Where can you go bare in Vienna? You'll be happy to note that nudism is allowed at the southeast Donauinsel in Vienna.
The largest nude beach in Austria is on the shores of the Danube River, east of Vienna. It is an artificial island. The area where you can remove your clothing begins from Steinspornbrücke and ends at the southeast end of Donauinsel. FKK is written on the roads to guide you to the right spot.
The area directly across from the marker on the Donauinsel is designated as a gay beach on many maps.
Food & Drink
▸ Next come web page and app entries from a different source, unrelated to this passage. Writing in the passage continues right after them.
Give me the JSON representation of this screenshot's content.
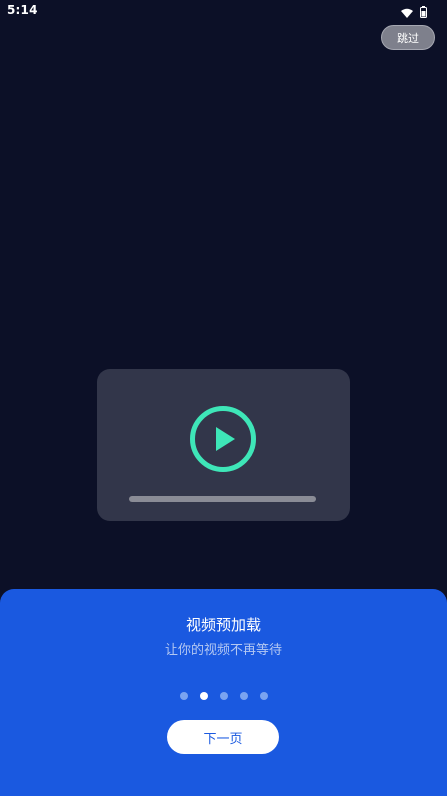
{
  "status_bar": {
    "time": "5:14",
    "icons": [
      "wifi-icon",
      "battery-icon"
    ]
  },
  "skip_button": {
    "label": "跳过"
  },
  "video_card": {
    "icon": "play-icon",
    "accent_color": "#3ee6b8"
  },
  "panel": {
    "title": "视频预加载",
    "subtitle": "让你的视频不再等待",
    "page_count": 5,
    "active_page": 2,
    "next_button": {
      "label": "下一页"
    },
    "background_color": "#1a59e0"
  }
}
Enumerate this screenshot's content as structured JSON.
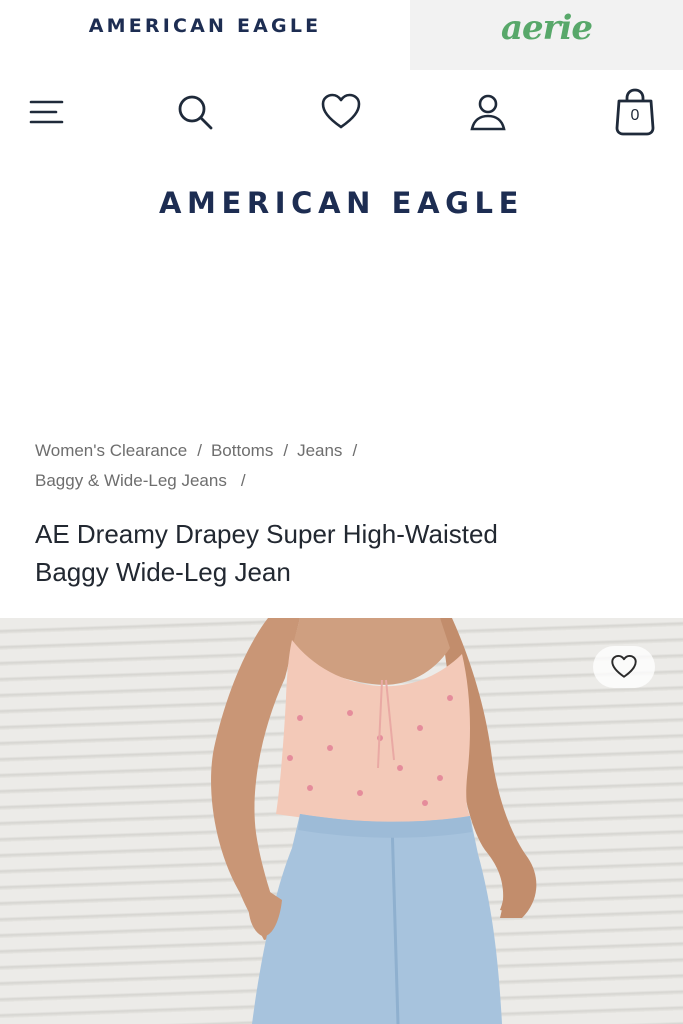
{
  "brand_switcher": {
    "american_eagle": "AMERICAN EAGLE",
    "aerie": "aerie"
  },
  "nav": {
    "icons": [
      "menu-icon",
      "search-icon",
      "heart-icon",
      "account-icon",
      "shopping-bag-icon"
    ],
    "cart_count": "0"
  },
  "logo": "AMERICAN EAGLE",
  "breadcrumb": {
    "items": [
      "Women's Clearance",
      "Bottoms",
      "Jeans",
      "Baggy & Wide-Leg Jeans"
    ],
    "separator": "/"
  },
  "product": {
    "title": "AE Dreamy Drapey Super High-Waisted Baggy Wide-Leg Jean",
    "favorite_icon": "heart-outline-icon"
  },
  "colors": {
    "brand_navy": "#1d2d52",
    "aerie_green": "#58a86a",
    "breadcrumb_gray": "#6e6e6e",
    "top_pink": "#f3c9b8",
    "denim_blue": "#a7c3dd"
  }
}
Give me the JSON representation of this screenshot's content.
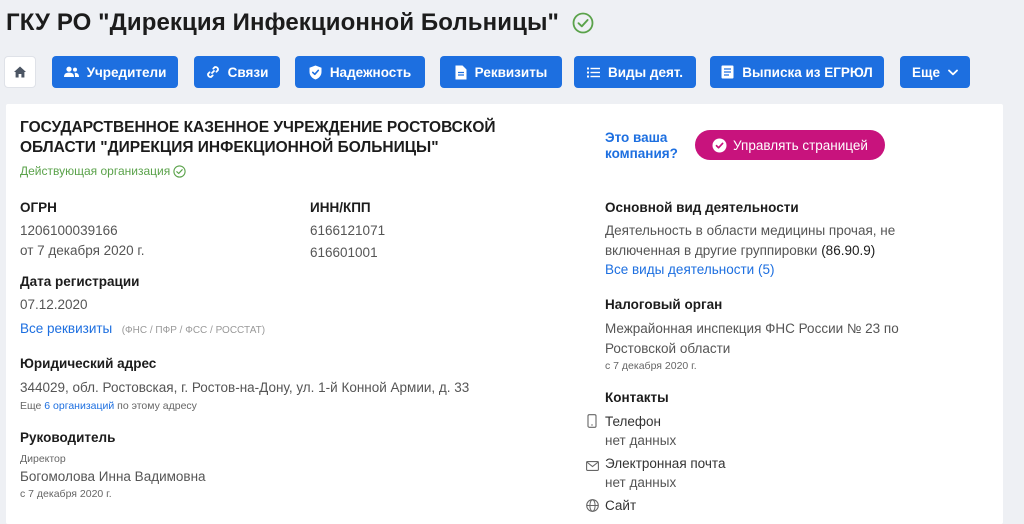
{
  "header": {
    "title": "ГКУ РО \"Дирекция Инфекционной Больницы\""
  },
  "nav": {
    "home_icon": "home-icon",
    "buttons": [
      {
        "label": "Учредители",
        "icon": "users-icon"
      },
      {
        "label": "Связи",
        "icon": "link-icon"
      },
      {
        "label": "Надежность",
        "icon": "shield-icon"
      },
      {
        "label": "Реквизиты",
        "icon": "document-icon"
      },
      {
        "label": "Виды деят.",
        "icon": "list-icon"
      },
      {
        "label": "Выписка из ЕГРЮЛ",
        "icon": "extract-icon"
      },
      {
        "label": "Еще",
        "icon": "chevron-down-icon"
      }
    ]
  },
  "company": {
    "full_name_line1": "ГОСУДАРСТВЕННОЕ КАЗЕННОЕ УЧРЕЖДЕНИЕ РОСТОВСКОЙ",
    "full_name_line2": "ОБЛАСТИ \"ДИРЕКЦИЯ ИНФЕКЦИОННОЙ БОЛЬНИЦЫ\"",
    "status": "Действующая организация"
  },
  "ogrn": {
    "label": "ОГРН",
    "value": "1206100039166",
    "date": "от 7 декабря 2020 г."
  },
  "inn_kpp": {
    "label": "ИНН/КПП",
    "inn": "6166121071",
    "kpp": "616601001"
  },
  "registration": {
    "label": "Дата регистрации",
    "value": "07.12.2020",
    "all_link": "Все реквизиты",
    "funds": "(ФНС / ПФР / ФСС / РОССТАТ)"
  },
  "address": {
    "label": "Юридический адрес",
    "value": "344029, обл. Ростовская, г. Ростов-на-Дону, ул. 1-й Конной Армии, д. 33",
    "more_prefix": "Еще",
    "more_link": "6 организаций",
    "more_suffix": "по этому адресу"
  },
  "head": {
    "label": "Руководитель",
    "position": "Директор",
    "name": "Богомолова Инна Вадимовна",
    "date": "с 7 декабря 2020 г."
  },
  "manage": {
    "question_line1": "Это ваша",
    "question_line2": "компания?",
    "button": "Управлять страницей"
  },
  "activity": {
    "label": "Основной вид деятельности",
    "line1": "Деятельность в области медицины прочая, не",
    "line2": "включенная в другие группировки",
    "code": "(86.90.9)",
    "all_link": "Все виды деятельности (5)"
  },
  "tax": {
    "label": "Налоговый орган",
    "line1": "Межрайонная инспекция ФНС России № 23 по",
    "line2": "Ростовской области",
    "date": "с 7 декабря 2020 г."
  },
  "contacts": {
    "label": "Контакты",
    "phone_label": "Телефон",
    "phone_value": "нет данных",
    "email_label": "Электронная почта",
    "email_value": "нет данных",
    "site_label": "Сайт"
  },
  "colors": {
    "accent": "#1d6fe0",
    "manage": "#c8137d",
    "active": "#5aa24a"
  }
}
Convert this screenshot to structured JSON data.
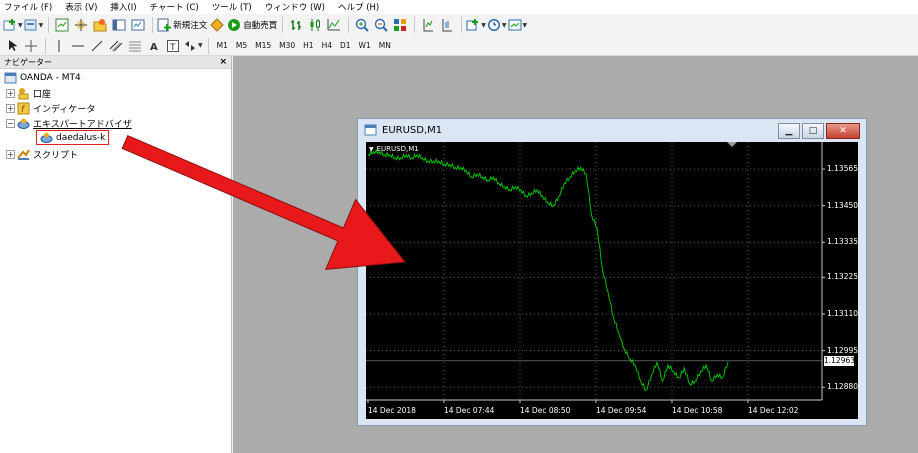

There are some restaurants on the dam where it is acceptable to dine nude. Some days, there is also an ice cream vendor who drives around and also sells beverages.
The beach is free; there is no nudist club at this site.
- By Car - Drive down the Kaisermühlendamm. If you are coming from the Südosttangente and cross the Danube River, take the exit for Olhafen Lobau and follow the road until you see a large oil refinery on the left-hand side. When you spot railway carriages on the left side, there will be parking spots over the next 2-3 kilometers. As you leave the car, walk up the dam on the right side of the road and down to the water. The water is crossable by two bridges and a swimming bridge. You can also get to the Donauinsel, another nudist beach. Parking can be challenging on weekends after 9 a.m. or after 11 a.m. on sunny days during the week.
- By Bus - Line 91A will take you to Station Roter Hiasl.
- By Bike - Donauinsel has many bike roads.
The Hilton Vienna Danube Waterfront is north and across the river from the FKK beach. It was rebuilt from a 1913 Warehouse and converted to a modern hotel with fitness center, hot tub restaurant, bar and free WiFi.
Vienna and Its Attitude Toward Nudity
Vienna, as staid as it might be in your mind, has a history of nudity, and not only in art. When Austria's Leopold museum mounted an exhibition called "Nude Men from 1800 to Today" demand grew for the idea of visiting the exhibition in the altogether. A day was set aside for such things.
The exhibition was one of the most successful at the Leopold Museum with more than 100,000 visitors.